### Work to complete:
Reproduce the records below in full and without edits, omitting images.

### Data extract:

══════════

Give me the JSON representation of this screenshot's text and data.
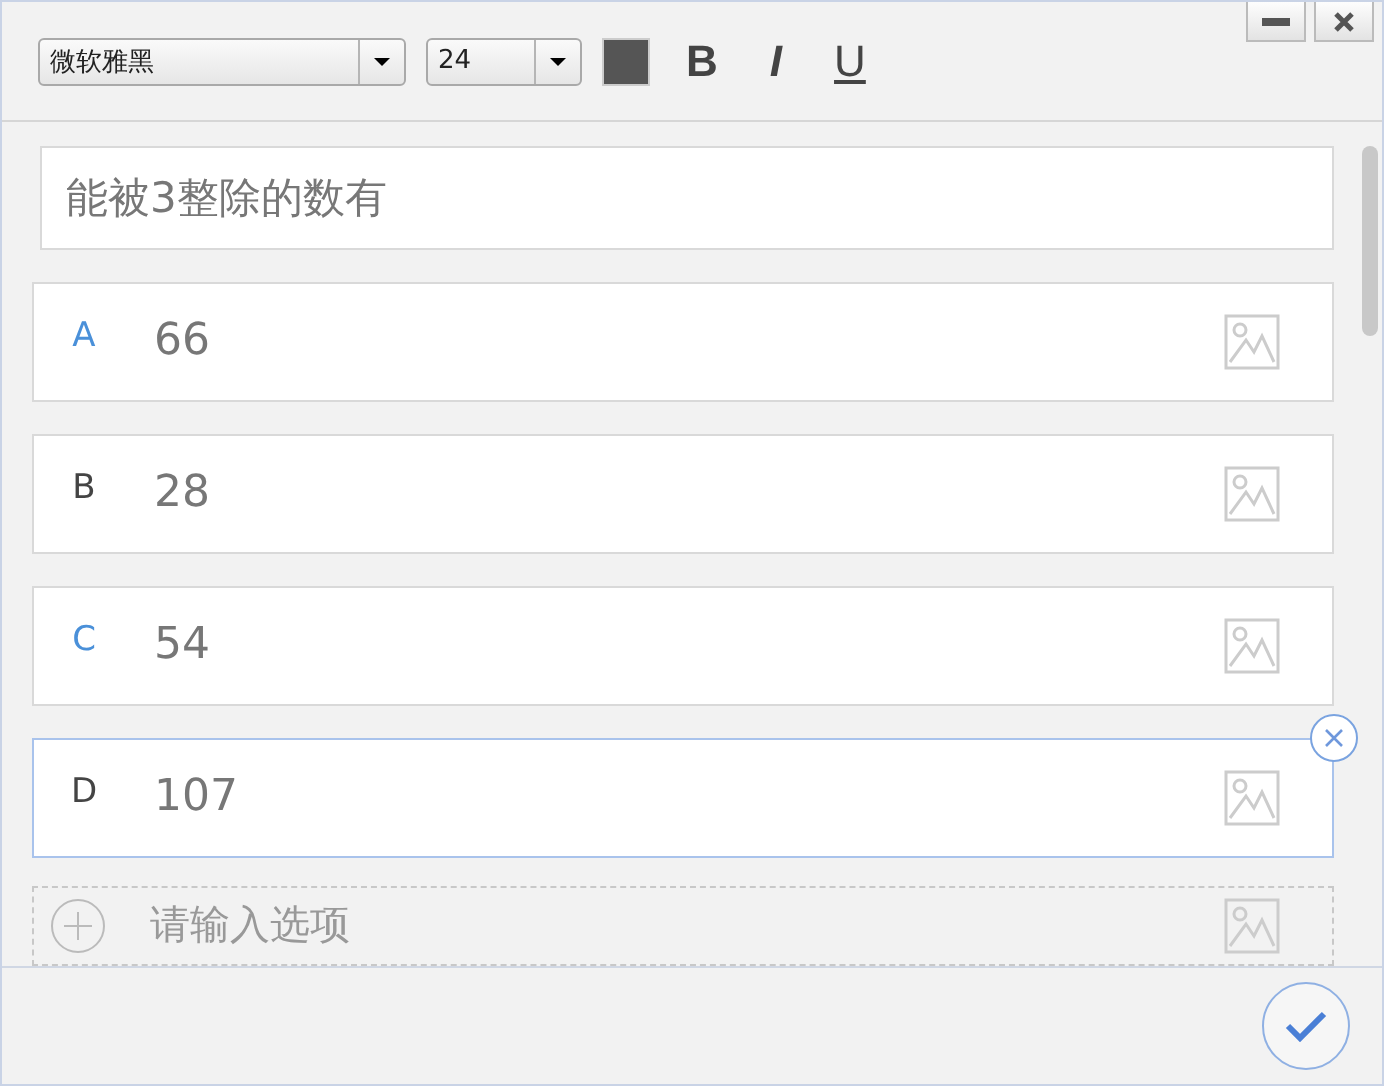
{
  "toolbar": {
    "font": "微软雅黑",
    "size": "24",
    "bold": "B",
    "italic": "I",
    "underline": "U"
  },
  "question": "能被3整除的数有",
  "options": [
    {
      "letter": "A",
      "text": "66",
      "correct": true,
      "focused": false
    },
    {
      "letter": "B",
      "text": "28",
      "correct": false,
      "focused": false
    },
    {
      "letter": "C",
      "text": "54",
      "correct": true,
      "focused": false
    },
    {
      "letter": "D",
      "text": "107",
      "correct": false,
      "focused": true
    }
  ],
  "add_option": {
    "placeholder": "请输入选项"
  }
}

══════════

### Response to the task:
Give me the JSON representation of this screenshot's text and data.
{
  "toolbar": {
    "font": "微软雅黑",
    "size": "24",
    "bold": "B",
    "italic": "I",
    "underline": "U"
  },
  "question": "能被3整除的数有",
  "options": [
    {
      "letter": "A",
      "text": "66",
      "correct": true,
      "focused": false
    },
    {
      "letter": "B",
      "text": "28",
      "correct": false,
      "focused": false
    },
    {
      "letter": "C",
      "text": "54",
      "correct": true,
      "focused": false
    },
    {
      "letter": "D",
      "text": "107",
      "correct": false,
      "focused": true
    }
  ],
  "add_option": {
    "placeholder": "请输入选项"
  }
}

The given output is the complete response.